- Eco efficiency means producing more with less.
- Eco efficiency means creating more value with less environmental impact.
- Eco efficiency means reducing the environmental intensity of economic output.
- Eco efficiency is a management strategy through which a company simultaneously improves its economic and environmental performance.
The World Business Council for Sustainable Development (WBCSD) defined in 2006 eco efficiency as followed: “Eco efficiency is achieved by the delivery of competitively priced goods and services that satisfy human needs and bring quality of life, while progressively reducing ecological impacts and resource intensity throughout the life-cycle to a level at least in line with the Earth’s estimated carrying capacity” (WBCSD 2006).
Moreover, the WBCSD formulated 7 goals through which eco efficiency can be improved (Koskela, Vehmas 2012, pp. 546-566):
- Reducing material intensity
- Reducing energy intensity
- Reducing toxic dispersion
- Enhancing recyclability
- Maximizing the sustainable use of renewable resources
- Extending product durability
- Increasing service intensity
Eco efficiency analysis
For managers, decision-makers, and customers to assess a product or business' performance within a structured replicable framework, eco efficiency analysis (EEA) has grown in importance.
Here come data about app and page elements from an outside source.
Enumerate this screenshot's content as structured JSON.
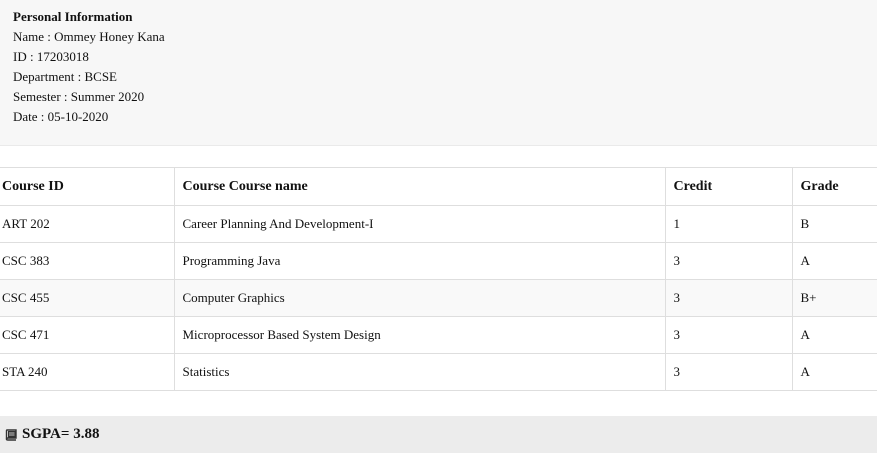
{
  "personal_info": {
    "title": "Personal Information",
    "name": "Name : Ommey Honey Kana",
    "id": "ID : 17203018",
    "department": "Department : BCSE",
    "semester": "Semester : Summer 2020",
    "date": "Date : 05-10-2020"
  },
  "table": {
    "headers": [
      "Course ID",
      "Course Course name",
      "Credit",
      "Grade"
    ],
    "rows": [
      [
        "ART 202",
        "Career Planning And Development-I",
        "1",
        "B"
      ],
      [
        "CSC 383",
        "Programming Java",
        "3",
        "A"
      ],
      [
        "CSC 455",
        "Computer Graphics",
        "3",
        "B+"
      ],
      [
        "CSC 471",
        "Microprocessor Based System Design",
        "3",
        "A"
      ],
      [
        "STA 240",
        "Statistics",
        "3",
        "A"
      ]
    ]
  },
  "summary": {
    "icon": "book-icon",
    "sgpa_label": "SGPA= 3.88"
  }
}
Consideration of the life cycle performance of products or services becomes a more natural and necessary part of daily business operations for larger organizations. Eco efficiency analyses are becoming a common part of the decision-making process at many businesses. As a result, BASF established its initial eco efficiency analysis as a comprehensive methodology in 1996. The analysis weighs a product's cost-effectiveness in proportion to its environmental impact. The environmental assessment is based on the following predetermined set of environmental impact categories (Grosse-Sommer et al 2020):
- climate change
- ozone depletion
- photochemical ozone formation
- solid wastes
- emissions to water
- resource consumption
- energy consumption
- land use
- water use
- human toxicity and risk
In-house Life Cycle Assessment (LCA) methods were developed for several topics, including resource consumption, human toxicity, emissions to water, and solid waste, to help practitioners make the most of the information at their disposal. The assessments contain aggregated total eco efficiency performance information that incorporates life cycle costs and comprehensive environmental information that illustrates the contributions of several life cycle processes in each impact category. The BASF eco efficiency analysis Toolbox offers specialized sustainability analyses based on established impact assessment procedures, delivering trustworthy and credible data for communication and decision-making (Grosse-Sommer et al 2020).
- Eco-efficiency (2006), World Business Council for Sustainable Development (WBCSD).
- Grosse-Sommer, A. P., Grünenwald, T. H., Paczkowski, N. S., van Gelder, R. N. M. R., & Saling, P. R.(2020), Applied sustainability in industry: The BASF eco-efficiency toolbox. "Journal of Cleaner Production", Vol. 258.
- Guenster, N., Bauer, R., Derwall, J., & Koedijk, K. (2011), The Economic Value of Corporate Eco-Efficiency. "European Financial Management", 17(4).
- Koskela, M., Vehmas, J. (2012), Defining Eco-efficiency: A Case Study on the Finnish Forest Industry. "Business Strategy and the Environment", 21(8).
Author: Alexandra Schewior